FRENCH FOREGIN LEGION TRAINING COMMAND, Djibouti - U.S. Navy midshipmen and U.S. Army cadets joined together to complete the French Foreign Legion's Nautical Obstacle Course as part of a teambuilding exercise in Djibouti, May 27, 2010.

The midshipmen and cadets are touring the Combined Joint Task Force Horn of Africa's area of operation during a summer program that trains future U.S. military leaders.

The course consists of nine unique water obstacles where teamwork and leadership skills are required to complete the course.

"Each obstacle presents its own challenges," said French Foreign Legion Captain Damien Cabal, officer in charge at the French Foreign Legion Training Command. "To pass the course you need to use each other and organization. You will need good leadership to complete this course."

Petty Officer 1st Class Katrina Nietsh said that the largest challenge was the course's setting.

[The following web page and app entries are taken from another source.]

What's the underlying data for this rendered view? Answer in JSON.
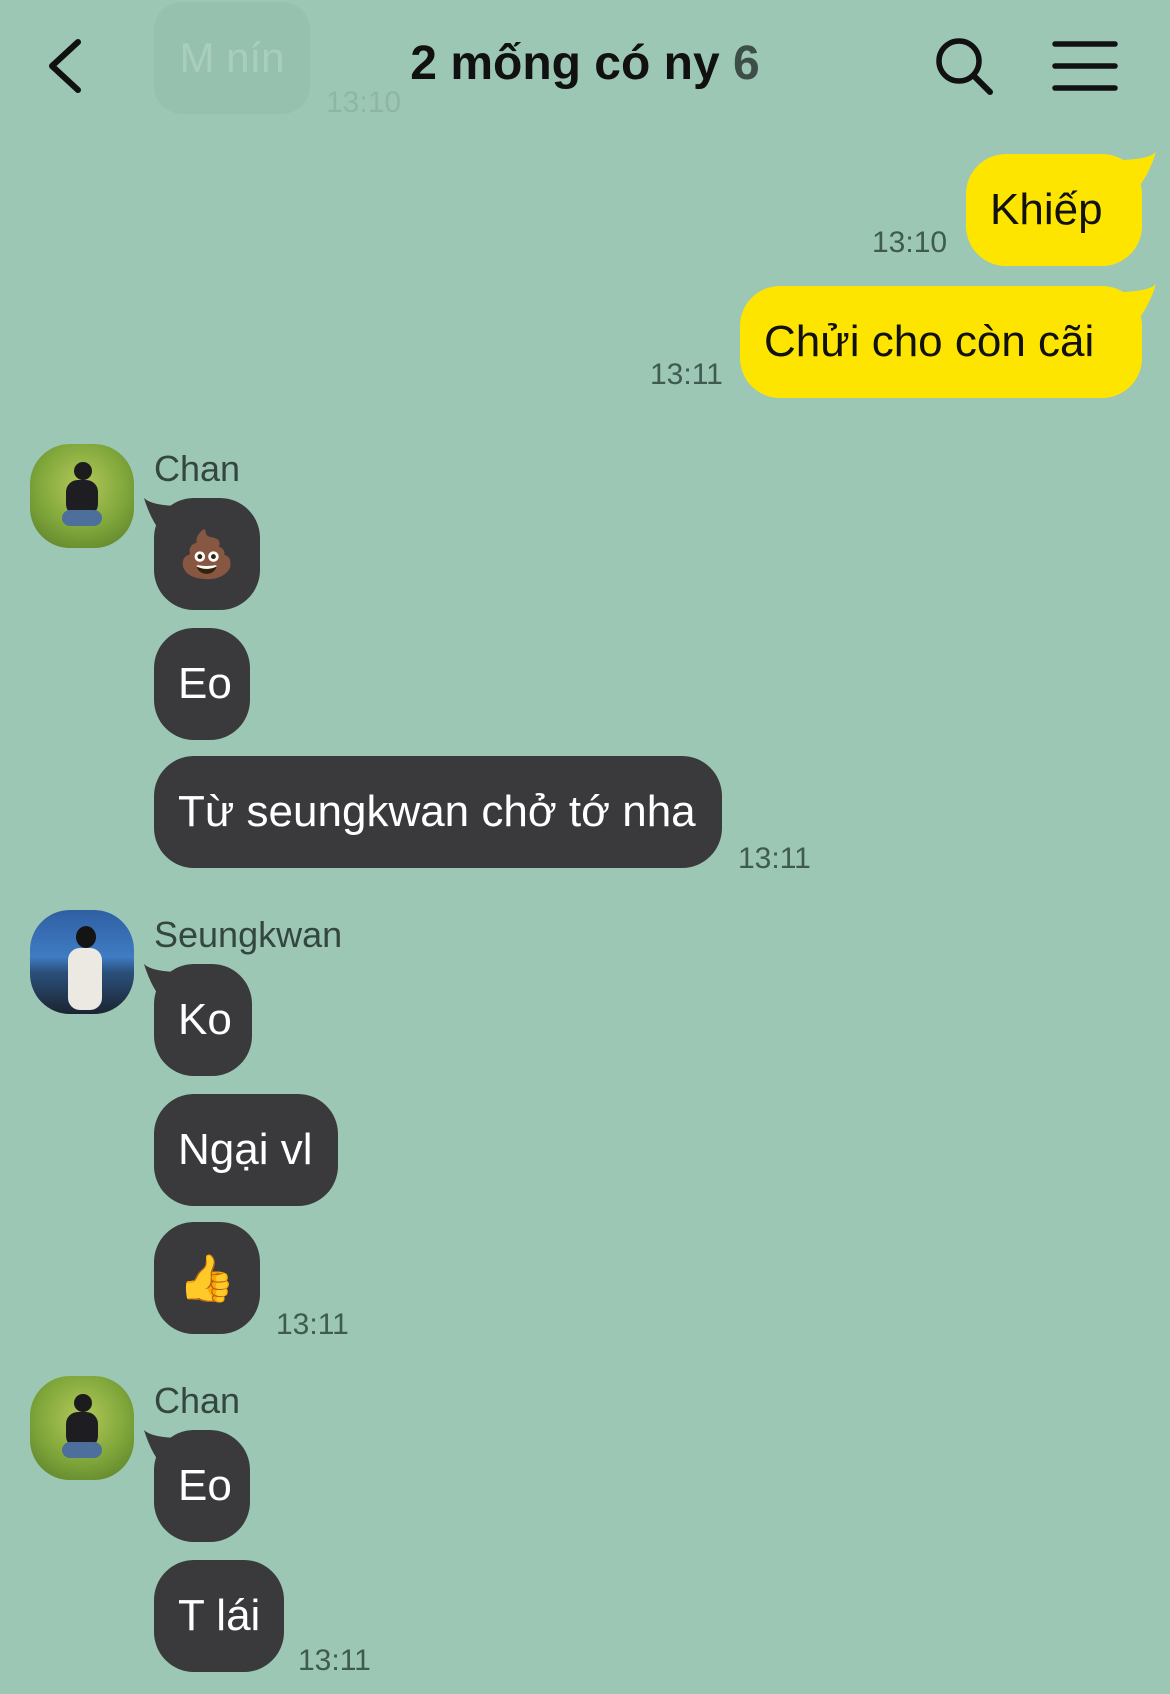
{
  "header": {
    "title": "2 mống có ny",
    "member_count": "6",
    "back_icon": "chevron-left-icon",
    "search_icon": "search-icon",
    "menu_icon": "hamburger-menu-icon"
  },
  "faded_top": {
    "text": "M nín",
    "time": "13:10"
  },
  "colors": {
    "background": "#9dc7b5",
    "incoming_bubble": "#3a393c",
    "outgoing_bubble": "#fde500"
  },
  "messages": {
    "out1": {
      "text": "Khiếp",
      "time": "13:10"
    },
    "out2": {
      "text": "Chửi cho còn cãi",
      "time": "13:11"
    },
    "group1": {
      "sender": "Chan",
      "m1": "💩",
      "m2": "Eo",
      "m3": "Từ seungkwan chở tớ nha",
      "time": "13:11"
    },
    "group2": {
      "sender": "Seungkwan",
      "m1": "Ko",
      "m2": "Ngại vl",
      "m3": "👍",
      "time": "13:11"
    },
    "group3": {
      "sender": "Chan",
      "m1": "Eo",
      "m2": "T lái",
      "time": "13:11"
    }
  }
}
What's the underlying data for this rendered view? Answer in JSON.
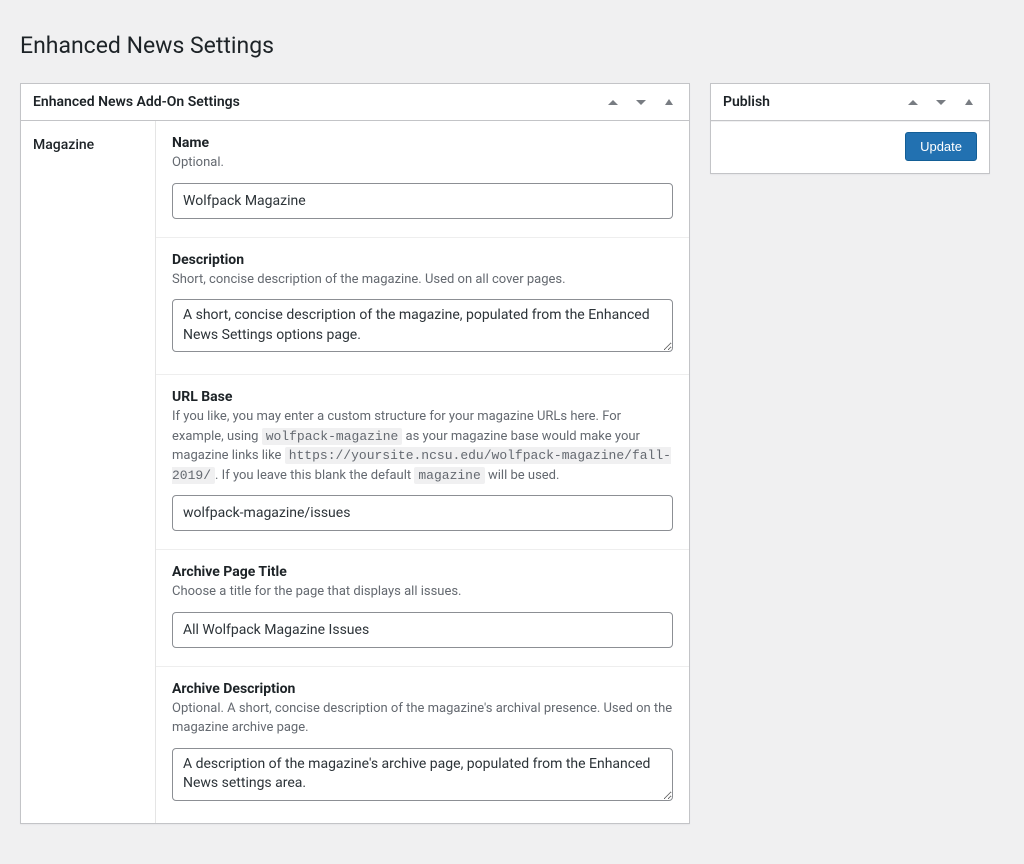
{
  "page": {
    "title": "Enhanced News Settings"
  },
  "main_box": {
    "title": "Enhanced News Add-On Settings",
    "tabs": [
      {
        "label": "Magazine"
      }
    ],
    "fields": {
      "name": {
        "label": "Name",
        "help": "Optional.",
        "value": "Wolfpack Magazine"
      },
      "description": {
        "label": "Description",
        "help": "Short, concise description of the magazine. Used on all cover pages.",
        "value": "A short, concise description of the magazine, populated from the Enhanced News Settings options page."
      },
      "url_base": {
        "label": "URL Base",
        "help_pre": "If you like, you may enter a custom structure for your magazine URLs here. For example, using ",
        "code1": "wolfpack-magazine",
        "help_mid1": " as your magazine base would make your magazine links like ",
        "code2": "https://yoursite.ncsu.edu/wolfpack-magazine/fall-2019/",
        "help_mid2": ". If you leave this blank the default ",
        "code3": "magazine",
        "help_post": " will be used.",
        "value": "wolfpack-magazine/issues"
      },
      "archive_title": {
        "label": "Archive Page Title",
        "help": "Choose a title for the page that displays all issues.",
        "value": "All Wolfpack Magazine Issues"
      },
      "archive_description": {
        "label": "Archive Description",
        "help": "Optional. A short, concise description of the magazine's archival presence. Used on the magazine archive page.",
        "value": "A description of the magazine's archive page, populated from the Enhanced News settings area."
      }
    }
  },
  "publish_box": {
    "title": "Publish",
    "button": "Update"
  }
}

"Endurance was definitely the most difficult part," said Nietsh. "You're swimming the entire time. You really have to start relying on each other and pulling together as a team or you won't be able to make it to the end."

Despite the challenge, U.S. Army 2nd Class Cadet Mark Conard said it was a great experience was like nothing he's ever done before.

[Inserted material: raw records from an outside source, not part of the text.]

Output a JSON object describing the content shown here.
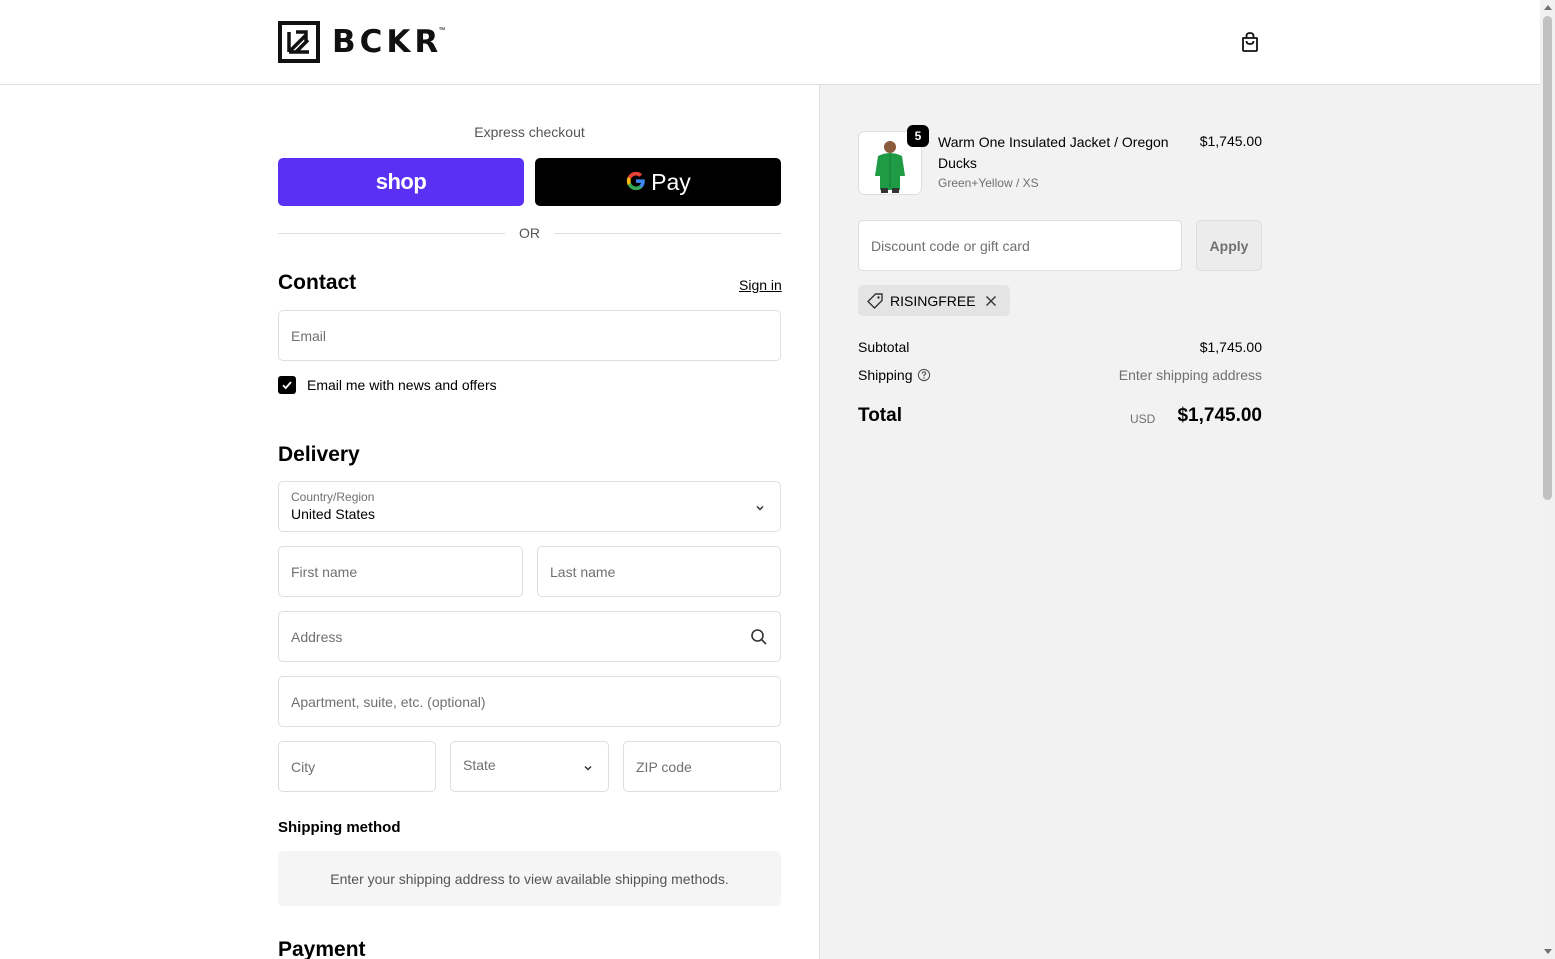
{
  "header": {
    "brand": "BCKR",
    "trademark": "™",
    "cart_icon": "shopping-bag-icon"
  },
  "express": {
    "label": "Express checkout",
    "shop_label": "shop",
    "gpay_g": "G",
    "gpay_label": "Pay",
    "or_label": "OR"
  },
  "contact": {
    "heading": "Contact",
    "sign_in": "Sign in",
    "email_placeholder": "Email",
    "newsletter_label": "Email me with news and offers",
    "newsletter_checked": true
  },
  "delivery": {
    "heading": "Delivery",
    "country_label": "Country/Region",
    "country_value": "United States",
    "first_name_placeholder": "First name",
    "last_name_placeholder": "Last name",
    "address_placeholder": "Address",
    "apartment_placeholder": "Apartment, suite, etc. (optional)",
    "city_placeholder": "City",
    "state_placeholder": "State",
    "zip_placeholder": "ZIP code"
  },
  "shipping_method": {
    "heading": "Shipping method",
    "message": "Enter your shipping address to view available shipping methods."
  },
  "payment": {
    "heading": "Payment"
  },
  "summary": {
    "item": {
      "quantity": "5",
      "name": "Warm One Insulated Jacket / Oregon Ducks",
      "variant": "Green+Yellow / XS",
      "price": "$1,745.00"
    },
    "discount_placeholder": "Discount code or gift card",
    "apply_label": "Apply",
    "applied_code": "RISINGFREE",
    "subtotal_label": "Subtotal",
    "subtotal_value": "$1,745.00",
    "shipping_label": "Shipping",
    "shipping_value": "Enter shipping address",
    "total_label": "Total",
    "currency": "USD",
    "total_value": "$1,745.00"
  },
  "colors": {
    "shop_pay": "#5a31f4",
    "gpay": "#000000",
    "summary_bg": "#f2f2f2",
    "border": "#dedede"
  }
}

"It was an awesome experience," said Conard. "We have obstacle courses at West Point but none of them are in the water or like this one. It was great getting to experience another country's military training, especially one as respected as the French Foreign Legion."

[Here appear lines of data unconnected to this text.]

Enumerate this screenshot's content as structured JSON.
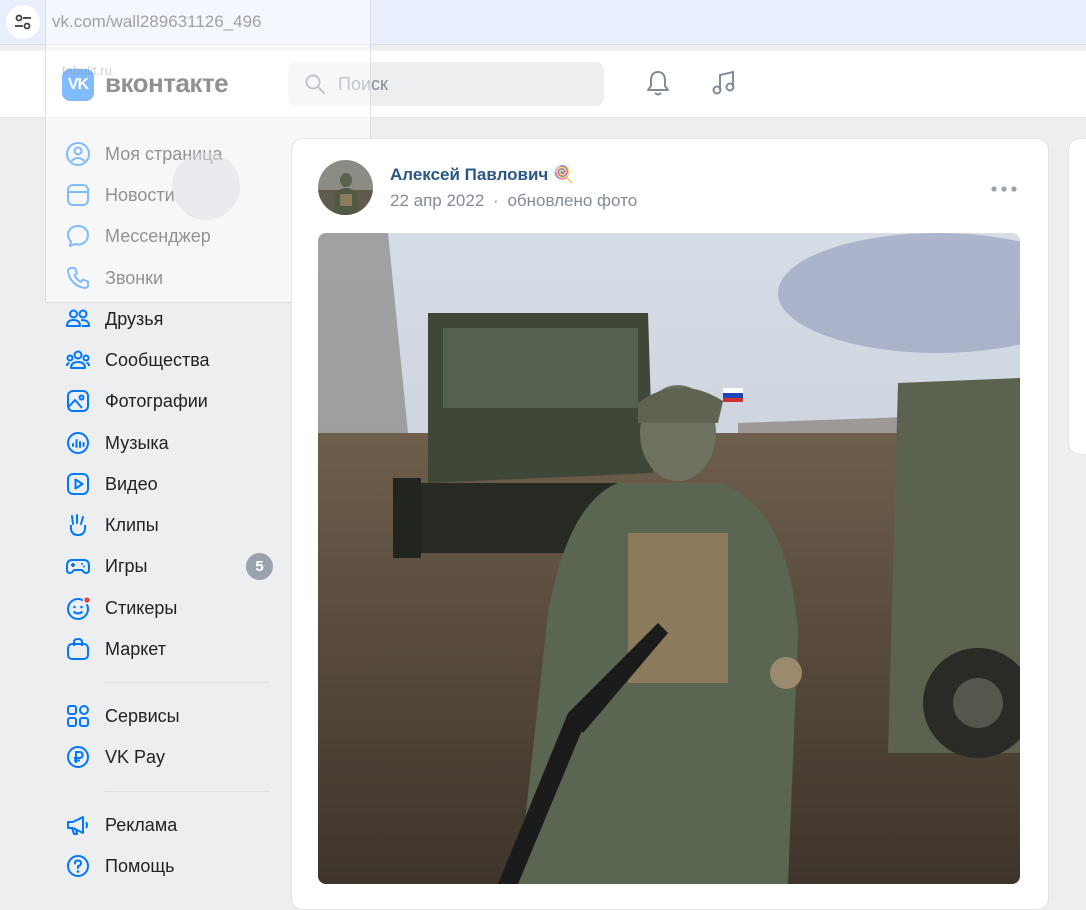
{
  "browser": {
    "url": "vk.com/wall289631126_496",
    "site_info_icon": "tune-icon"
  },
  "header": {
    "brand": "вконтакте",
    "logo_text": "VK",
    "search_placeholder": "Поиск",
    "accent": "#0077ff"
  },
  "overlay": {
    "faint_text": "tabulit.ru"
  },
  "sidebar": {
    "items": [
      {
        "label": "Моя страница",
        "icon": "profile-icon"
      },
      {
        "label": "Новости",
        "icon": "news-icon"
      },
      {
        "label": "Мессенджер",
        "icon": "messenger-icon"
      },
      {
        "label": "Звонки",
        "icon": "phone-icon"
      },
      {
        "label": "Друзья",
        "icon": "friends-icon"
      },
      {
        "label": "Сообщества",
        "icon": "communities-icon"
      },
      {
        "label": "Фотографии",
        "icon": "photos-icon"
      },
      {
        "label": "Музыка",
        "icon": "music-icon"
      },
      {
        "label": "Видео",
        "icon": "video-icon"
      },
      {
        "label": "Клипы",
        "icon": "clips-icon"
      },
      {
        "label": "Игры",
        "icon": "games-icon",
        "badge": "5"
      },
      {
        "label": "Стикеры",
        "icon": "stickers-icon"
      },
      {
        "label": "Маркет",
        "icon": "market-icon"
      },
      {
        "label": "Сервисы",
        "icon": "services-icon"
      },
      {
        "label": "VK Pay",
        "icon": "vkpay-icon"
      },
      {
        "label": "Реклама",
        "icon": "ads-icon"
      },
      {
        "label": "Помощь",
        "icon": "help-icon"
      }
    ]
  },
  "post": {
    "author": "Алексей Павлович",
    "author_emoji": "🍭",
    "date": "22 апр 2022",
    "separator": "·",
    "action": "обновлено фото",
    "more_icon": "more-dots-icon"
  }
}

The highlight of the course for most of the cadets and midshipmen was the 65 foot zip line.

"I've done a bunch of zip lines in my life but this one was definitely the highest and longest," said Conard. "It was a great adrenalin rush going into the water. It was an overall great experience."

Cadets later discovered that this was a historic day for the course and the French Foreign Legion.

"Because we do not have women in the French Foreign Legion, this is the first time a woman has ever completed this course," said Cabal. "I was very impressed with how they did and hopefully we'll have more women and more opportunities to work the U.S. in the future."